• _MATERIAL TO PROCESS_:
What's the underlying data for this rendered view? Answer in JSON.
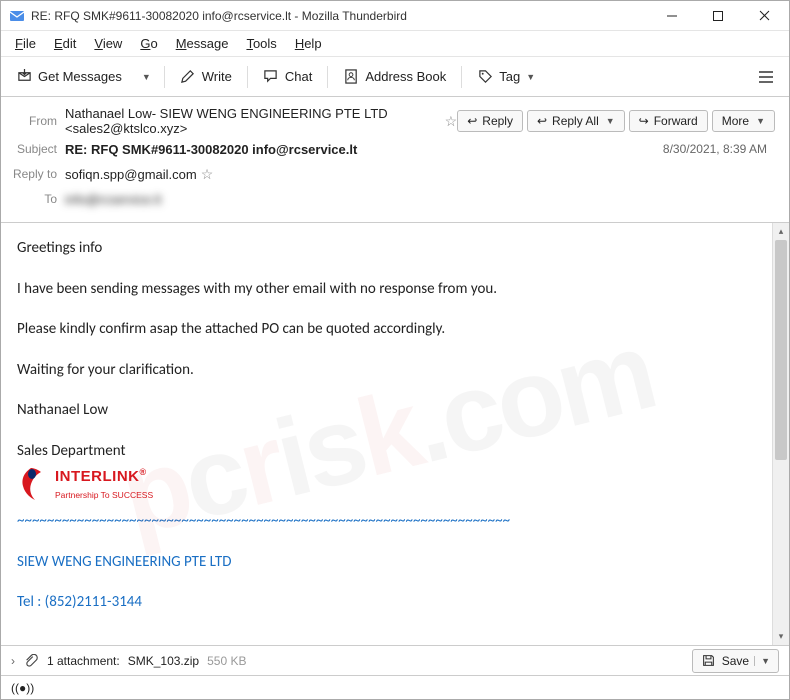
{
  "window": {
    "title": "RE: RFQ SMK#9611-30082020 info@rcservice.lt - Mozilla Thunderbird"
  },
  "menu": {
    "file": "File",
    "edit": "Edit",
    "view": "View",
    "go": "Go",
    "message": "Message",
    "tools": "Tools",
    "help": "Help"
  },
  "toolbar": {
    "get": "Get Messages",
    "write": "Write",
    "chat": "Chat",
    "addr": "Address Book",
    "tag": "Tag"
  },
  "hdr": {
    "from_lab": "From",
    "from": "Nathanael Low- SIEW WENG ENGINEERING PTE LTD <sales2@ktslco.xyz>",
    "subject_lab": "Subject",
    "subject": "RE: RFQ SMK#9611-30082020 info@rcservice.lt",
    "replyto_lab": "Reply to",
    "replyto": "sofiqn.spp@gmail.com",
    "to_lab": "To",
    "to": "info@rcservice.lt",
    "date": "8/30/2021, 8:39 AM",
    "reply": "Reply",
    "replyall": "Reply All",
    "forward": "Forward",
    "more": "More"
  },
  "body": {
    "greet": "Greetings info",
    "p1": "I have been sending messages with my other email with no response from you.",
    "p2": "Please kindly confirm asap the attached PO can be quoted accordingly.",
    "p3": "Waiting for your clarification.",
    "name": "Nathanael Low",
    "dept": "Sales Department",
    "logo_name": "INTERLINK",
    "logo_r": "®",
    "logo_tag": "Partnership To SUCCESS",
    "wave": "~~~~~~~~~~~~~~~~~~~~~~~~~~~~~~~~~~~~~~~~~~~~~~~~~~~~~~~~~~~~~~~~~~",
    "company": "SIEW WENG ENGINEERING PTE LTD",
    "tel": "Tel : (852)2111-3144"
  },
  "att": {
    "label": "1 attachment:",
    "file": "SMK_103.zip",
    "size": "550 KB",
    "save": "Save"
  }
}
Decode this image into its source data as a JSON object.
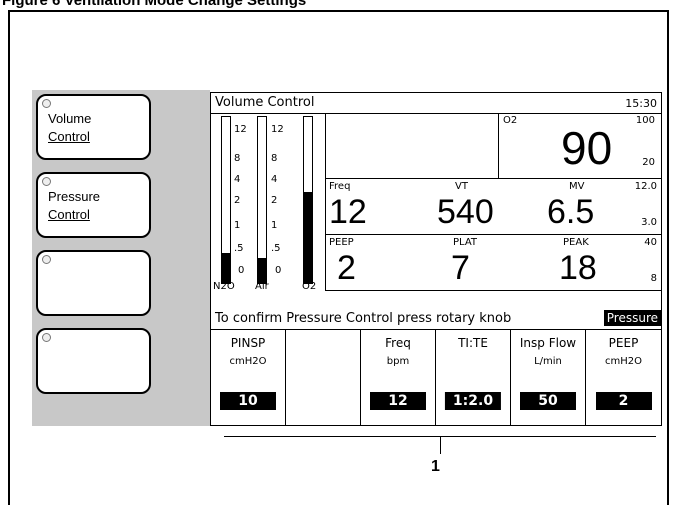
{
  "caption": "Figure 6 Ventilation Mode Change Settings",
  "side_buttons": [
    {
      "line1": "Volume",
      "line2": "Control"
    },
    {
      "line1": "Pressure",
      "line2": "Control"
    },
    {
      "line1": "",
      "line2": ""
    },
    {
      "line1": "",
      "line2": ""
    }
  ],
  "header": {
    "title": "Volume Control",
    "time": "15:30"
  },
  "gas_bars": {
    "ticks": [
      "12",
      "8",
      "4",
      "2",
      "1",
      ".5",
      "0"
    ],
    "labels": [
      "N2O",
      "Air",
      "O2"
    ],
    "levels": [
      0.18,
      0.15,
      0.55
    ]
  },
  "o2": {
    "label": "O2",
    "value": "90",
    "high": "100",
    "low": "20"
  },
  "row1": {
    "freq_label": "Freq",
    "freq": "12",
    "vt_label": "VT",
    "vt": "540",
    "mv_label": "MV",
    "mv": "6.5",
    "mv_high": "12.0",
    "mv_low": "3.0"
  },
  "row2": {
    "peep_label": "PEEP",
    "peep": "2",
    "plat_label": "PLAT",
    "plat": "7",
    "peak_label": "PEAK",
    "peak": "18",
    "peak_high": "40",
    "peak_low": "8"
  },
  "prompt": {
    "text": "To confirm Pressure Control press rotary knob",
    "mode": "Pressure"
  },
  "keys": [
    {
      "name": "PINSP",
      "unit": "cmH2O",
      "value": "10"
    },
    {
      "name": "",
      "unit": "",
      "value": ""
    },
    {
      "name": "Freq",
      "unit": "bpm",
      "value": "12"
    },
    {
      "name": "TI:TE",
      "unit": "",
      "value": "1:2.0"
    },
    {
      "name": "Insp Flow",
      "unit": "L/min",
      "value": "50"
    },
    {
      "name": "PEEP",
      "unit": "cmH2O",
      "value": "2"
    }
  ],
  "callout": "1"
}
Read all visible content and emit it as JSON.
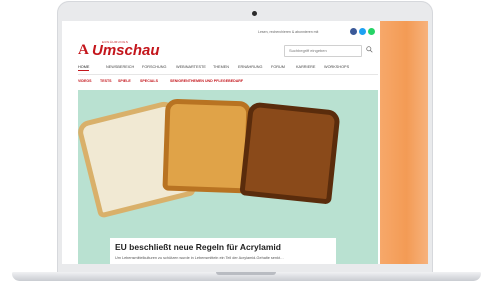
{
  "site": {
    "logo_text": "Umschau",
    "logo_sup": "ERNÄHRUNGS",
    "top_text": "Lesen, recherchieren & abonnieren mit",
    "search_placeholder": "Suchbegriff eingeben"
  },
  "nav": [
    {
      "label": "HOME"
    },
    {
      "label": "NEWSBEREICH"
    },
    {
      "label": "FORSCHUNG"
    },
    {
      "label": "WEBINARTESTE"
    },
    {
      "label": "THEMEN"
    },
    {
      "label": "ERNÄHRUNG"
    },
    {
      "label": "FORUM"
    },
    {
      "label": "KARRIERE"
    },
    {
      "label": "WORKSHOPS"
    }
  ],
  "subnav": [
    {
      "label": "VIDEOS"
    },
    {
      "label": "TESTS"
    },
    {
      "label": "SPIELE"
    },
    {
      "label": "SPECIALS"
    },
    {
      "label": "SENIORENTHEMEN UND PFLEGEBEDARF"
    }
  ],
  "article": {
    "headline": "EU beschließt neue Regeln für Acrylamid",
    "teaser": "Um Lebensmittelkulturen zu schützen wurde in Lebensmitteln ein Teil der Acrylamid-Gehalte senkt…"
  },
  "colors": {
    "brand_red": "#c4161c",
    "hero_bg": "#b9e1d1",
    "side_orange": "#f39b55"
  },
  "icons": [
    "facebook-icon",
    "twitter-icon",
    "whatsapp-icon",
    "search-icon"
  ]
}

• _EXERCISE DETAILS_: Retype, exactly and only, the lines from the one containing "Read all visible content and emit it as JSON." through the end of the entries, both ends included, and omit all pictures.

• _WORKED SOLUTION_:
Read all visible content and emit it as JSON.
{
  "site": {
    "logo_text": "Umschau",
    "logo_sup": "ERNÄHRUNGS",
    "top_text": "Lesen, recherchieren & abonnieren mit",
    "search_placeholder": "Suchbegriff eingeben"
  },
  "nav": [
    {
      "label": "HOME"
    },
    {
      "label": "NEWSBEREICH"
    },
    {
      "label": "FORSCHUNG"
    },
    {
      "label": "WEBINARTESTE"
    },
    {
      "label": "THEMEN"
    },
    {
      "label": "ERNÄHRUNG"
    },
    {
      "label": "FORUM"
    },
    {
      "label": "KARRIERE"
    },
    {
      "label": "WORKSHOPS"
    }
  ],
  "subnav": [
    {
      "label": "VIDEOS"
    },
    {
      "label": "TESTS"
    },
    {
      "label": "SPIELE"
    },
    {
      "label": "SPECIALS"
    },
    {
      "label": "SENIORENTHEMEN UND PFLEGEBEDARF"
    }
  ],
  "article": {
    "headline": "EU beschließt neue Regeln für Acrylamid",
    "teaser": "Um Lebensmittelkulturen zu schützen wurde in Lebensmitteln ein Teil der Acrylamid-Gehalte senkt…"
  },
  "colors": {
    "brand_red": "#c4161c",
    "hero_bg": "#b9e1d1",
    "side_orange": "#f39b55"
  },
  "icons": [
    "facebook-icon",
    "twitter-icon",
    "whatsapp-icon",
    "search-icon"
  ]
}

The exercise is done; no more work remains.